Other properties unique to the application should be considered in addition to this list.
The NLGI is also working on expanding the specification and getting a standard in place that can begin to address the deficiencies in this area. The new standard will attempt to break down this category into more distinct grease formulations to handle more stressful applications such as high water, load, saltwater and prolonged life. These future classifications will be more granular and allow for a tighter tolerance than what is currently the market norm.
While there are options available to reduce the number of greases in use, careful thought and consideration should be employed to avoid the over-consolidation and subsequent sub-optimum lubrication for these grease-lubricated components. After all, not all greases are the same, regardless of what the description may lead you to believe.
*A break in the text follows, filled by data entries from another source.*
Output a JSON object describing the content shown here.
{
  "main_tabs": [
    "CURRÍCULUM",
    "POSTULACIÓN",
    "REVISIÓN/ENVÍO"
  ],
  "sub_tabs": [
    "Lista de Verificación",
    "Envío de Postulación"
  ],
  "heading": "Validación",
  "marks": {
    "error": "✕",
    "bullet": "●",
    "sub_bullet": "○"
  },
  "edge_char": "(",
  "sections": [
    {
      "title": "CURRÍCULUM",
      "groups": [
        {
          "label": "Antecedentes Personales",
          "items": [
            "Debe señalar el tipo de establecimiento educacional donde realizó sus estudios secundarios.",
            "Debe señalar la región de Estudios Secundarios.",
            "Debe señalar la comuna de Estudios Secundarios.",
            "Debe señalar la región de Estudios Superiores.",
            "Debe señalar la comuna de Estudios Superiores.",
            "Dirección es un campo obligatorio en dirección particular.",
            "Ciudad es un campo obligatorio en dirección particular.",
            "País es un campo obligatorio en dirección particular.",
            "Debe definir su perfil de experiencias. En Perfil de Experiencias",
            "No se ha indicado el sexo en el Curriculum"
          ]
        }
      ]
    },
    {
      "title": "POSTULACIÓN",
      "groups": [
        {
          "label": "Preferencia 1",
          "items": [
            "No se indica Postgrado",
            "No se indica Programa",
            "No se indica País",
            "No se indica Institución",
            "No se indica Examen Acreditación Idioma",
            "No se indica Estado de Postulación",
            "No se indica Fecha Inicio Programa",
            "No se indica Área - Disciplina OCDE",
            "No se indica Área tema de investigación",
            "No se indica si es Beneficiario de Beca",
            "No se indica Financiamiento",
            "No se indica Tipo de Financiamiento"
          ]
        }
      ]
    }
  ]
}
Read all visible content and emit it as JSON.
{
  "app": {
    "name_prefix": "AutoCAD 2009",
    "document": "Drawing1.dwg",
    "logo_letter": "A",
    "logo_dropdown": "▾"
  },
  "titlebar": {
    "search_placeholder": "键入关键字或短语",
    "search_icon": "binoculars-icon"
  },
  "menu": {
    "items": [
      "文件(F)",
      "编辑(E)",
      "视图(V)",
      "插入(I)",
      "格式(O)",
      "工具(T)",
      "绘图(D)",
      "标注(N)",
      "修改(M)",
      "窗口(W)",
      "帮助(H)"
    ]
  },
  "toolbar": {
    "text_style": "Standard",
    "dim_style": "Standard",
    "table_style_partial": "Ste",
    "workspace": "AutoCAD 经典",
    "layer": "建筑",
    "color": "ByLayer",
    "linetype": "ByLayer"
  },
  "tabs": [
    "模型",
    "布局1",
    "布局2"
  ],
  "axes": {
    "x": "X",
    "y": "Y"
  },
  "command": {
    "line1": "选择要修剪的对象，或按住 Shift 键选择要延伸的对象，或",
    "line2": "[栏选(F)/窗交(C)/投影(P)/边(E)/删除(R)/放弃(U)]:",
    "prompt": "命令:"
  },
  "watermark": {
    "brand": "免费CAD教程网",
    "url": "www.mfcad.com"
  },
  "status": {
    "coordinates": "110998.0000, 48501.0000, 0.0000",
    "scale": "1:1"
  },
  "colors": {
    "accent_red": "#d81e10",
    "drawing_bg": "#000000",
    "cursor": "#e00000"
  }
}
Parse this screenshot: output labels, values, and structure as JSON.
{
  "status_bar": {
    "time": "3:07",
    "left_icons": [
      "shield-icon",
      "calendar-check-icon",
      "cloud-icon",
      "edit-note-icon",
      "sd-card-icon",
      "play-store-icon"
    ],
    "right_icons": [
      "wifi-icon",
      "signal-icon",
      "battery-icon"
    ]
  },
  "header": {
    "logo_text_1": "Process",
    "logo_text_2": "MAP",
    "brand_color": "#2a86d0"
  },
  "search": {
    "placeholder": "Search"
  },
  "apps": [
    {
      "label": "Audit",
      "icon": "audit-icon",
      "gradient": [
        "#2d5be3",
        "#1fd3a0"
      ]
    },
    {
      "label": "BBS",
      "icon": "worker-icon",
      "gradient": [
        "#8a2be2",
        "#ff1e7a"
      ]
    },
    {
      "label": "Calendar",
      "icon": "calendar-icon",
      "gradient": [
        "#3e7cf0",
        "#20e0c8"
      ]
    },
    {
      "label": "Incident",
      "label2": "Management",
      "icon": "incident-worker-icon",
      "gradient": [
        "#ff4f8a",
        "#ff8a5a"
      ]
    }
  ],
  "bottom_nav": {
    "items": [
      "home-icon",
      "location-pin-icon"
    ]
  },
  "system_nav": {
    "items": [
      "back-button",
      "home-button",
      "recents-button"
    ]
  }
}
The NLGI (National Lubricating Grease Institute) has seen the need for updated grease specifications and are currently building these specifications, complete with performance testing criteria. While the traditional wheel bearing and chasis certifications will persist, new certifications will be created in order to further segment greases, breaking down the “one-size-fits-all” approach. High-Performance Multiuse Grease (HPM) is the first of these new certifications. It serves as a core specification and has additional performance tags to further designate a specific grease application. These tags include water resistance (HPM+WR), salt-water corrosion resistance (HPM+CR), high load (HPM+HL), and low temperature (HPM+LT). There is no limit to the tags a grease may have, so it is possible for a formulation to achieve multiple tags based upon its performance in testing. This is certainly a great step forward and helps to ensure that the lubricant selected is correct for the application, bringing grease certifications into the modern age. For more information on these certifications, specifications, and testing you can visit the NLGI website here: https://www.nlgi.org/about-us/high-performance-multiuse-grease/